> **TASK**:
If a line of the records contains the word "Google", list it.

[[ AVAILABLE DATA, beginning ]]

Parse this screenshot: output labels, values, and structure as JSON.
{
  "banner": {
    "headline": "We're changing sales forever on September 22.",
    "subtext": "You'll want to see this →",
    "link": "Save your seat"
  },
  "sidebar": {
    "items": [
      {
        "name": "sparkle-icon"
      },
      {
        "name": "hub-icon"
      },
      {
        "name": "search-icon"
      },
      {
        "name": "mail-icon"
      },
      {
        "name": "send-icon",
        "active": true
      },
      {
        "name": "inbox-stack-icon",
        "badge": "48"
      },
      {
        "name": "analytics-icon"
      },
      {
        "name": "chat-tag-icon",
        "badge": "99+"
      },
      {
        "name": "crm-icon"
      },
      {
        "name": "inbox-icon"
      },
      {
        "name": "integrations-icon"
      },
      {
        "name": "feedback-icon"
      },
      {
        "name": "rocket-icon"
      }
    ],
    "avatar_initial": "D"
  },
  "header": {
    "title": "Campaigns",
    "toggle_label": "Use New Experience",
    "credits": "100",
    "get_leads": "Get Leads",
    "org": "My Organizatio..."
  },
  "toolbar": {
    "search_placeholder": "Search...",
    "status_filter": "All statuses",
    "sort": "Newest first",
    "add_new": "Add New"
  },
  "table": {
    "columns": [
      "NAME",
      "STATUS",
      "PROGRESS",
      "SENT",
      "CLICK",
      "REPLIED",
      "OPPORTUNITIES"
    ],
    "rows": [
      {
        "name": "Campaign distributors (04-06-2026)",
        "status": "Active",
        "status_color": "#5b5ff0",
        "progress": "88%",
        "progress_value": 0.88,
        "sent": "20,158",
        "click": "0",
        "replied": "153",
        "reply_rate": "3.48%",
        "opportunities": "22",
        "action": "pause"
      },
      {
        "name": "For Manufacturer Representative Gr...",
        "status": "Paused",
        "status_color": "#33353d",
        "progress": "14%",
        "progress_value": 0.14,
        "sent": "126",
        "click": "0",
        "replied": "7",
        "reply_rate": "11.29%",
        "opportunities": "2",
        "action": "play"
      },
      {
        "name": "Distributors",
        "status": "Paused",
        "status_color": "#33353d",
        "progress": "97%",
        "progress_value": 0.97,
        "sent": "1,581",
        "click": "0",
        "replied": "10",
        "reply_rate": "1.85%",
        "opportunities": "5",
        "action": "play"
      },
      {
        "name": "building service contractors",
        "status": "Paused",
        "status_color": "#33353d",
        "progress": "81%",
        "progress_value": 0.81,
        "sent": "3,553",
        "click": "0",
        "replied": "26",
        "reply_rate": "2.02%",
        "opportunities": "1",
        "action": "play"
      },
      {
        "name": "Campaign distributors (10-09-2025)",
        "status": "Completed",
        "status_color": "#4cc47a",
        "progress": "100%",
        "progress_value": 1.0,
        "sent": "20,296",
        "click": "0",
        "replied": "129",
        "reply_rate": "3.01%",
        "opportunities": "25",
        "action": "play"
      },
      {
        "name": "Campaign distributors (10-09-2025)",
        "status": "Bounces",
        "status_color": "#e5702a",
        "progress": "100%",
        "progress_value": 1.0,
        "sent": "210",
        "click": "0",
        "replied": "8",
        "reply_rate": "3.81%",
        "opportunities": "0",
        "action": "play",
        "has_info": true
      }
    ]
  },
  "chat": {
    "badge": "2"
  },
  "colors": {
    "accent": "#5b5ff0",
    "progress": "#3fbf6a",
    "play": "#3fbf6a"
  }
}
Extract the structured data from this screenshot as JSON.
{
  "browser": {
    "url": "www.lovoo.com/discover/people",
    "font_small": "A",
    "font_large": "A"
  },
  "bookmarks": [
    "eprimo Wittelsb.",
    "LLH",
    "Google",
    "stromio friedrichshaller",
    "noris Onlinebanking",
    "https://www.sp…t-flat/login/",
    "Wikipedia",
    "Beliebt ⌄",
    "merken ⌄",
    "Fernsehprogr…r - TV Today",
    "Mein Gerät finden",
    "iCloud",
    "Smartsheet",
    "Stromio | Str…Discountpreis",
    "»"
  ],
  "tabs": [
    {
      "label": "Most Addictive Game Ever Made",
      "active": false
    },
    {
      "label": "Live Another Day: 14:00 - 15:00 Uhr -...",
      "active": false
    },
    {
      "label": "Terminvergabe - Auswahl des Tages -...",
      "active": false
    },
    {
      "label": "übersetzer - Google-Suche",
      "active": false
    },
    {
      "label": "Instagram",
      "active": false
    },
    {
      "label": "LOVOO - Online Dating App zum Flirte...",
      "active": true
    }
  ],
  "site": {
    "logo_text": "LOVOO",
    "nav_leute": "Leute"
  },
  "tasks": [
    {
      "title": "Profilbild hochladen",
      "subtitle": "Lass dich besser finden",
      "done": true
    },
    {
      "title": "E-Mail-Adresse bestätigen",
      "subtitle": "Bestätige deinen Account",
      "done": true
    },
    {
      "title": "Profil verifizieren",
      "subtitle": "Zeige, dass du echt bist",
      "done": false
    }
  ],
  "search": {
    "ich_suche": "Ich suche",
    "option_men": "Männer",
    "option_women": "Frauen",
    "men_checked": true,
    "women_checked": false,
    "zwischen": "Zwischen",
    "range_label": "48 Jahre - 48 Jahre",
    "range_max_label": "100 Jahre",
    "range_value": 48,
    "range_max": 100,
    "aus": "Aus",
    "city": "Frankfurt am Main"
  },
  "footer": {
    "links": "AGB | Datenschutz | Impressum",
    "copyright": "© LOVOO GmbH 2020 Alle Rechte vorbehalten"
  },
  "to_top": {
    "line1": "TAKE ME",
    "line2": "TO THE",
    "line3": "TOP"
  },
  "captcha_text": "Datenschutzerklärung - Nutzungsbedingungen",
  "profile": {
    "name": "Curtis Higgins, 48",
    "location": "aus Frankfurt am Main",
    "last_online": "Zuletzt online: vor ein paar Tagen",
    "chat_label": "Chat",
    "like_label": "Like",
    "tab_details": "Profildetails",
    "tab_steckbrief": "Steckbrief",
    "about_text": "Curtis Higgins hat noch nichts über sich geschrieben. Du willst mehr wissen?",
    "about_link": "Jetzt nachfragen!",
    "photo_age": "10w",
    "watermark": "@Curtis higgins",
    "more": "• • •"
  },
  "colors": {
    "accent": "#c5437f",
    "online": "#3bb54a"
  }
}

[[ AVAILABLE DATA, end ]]

> **TASK SOLUTION**:
    "Google",
      "label": "übersetzer - Google-Suche",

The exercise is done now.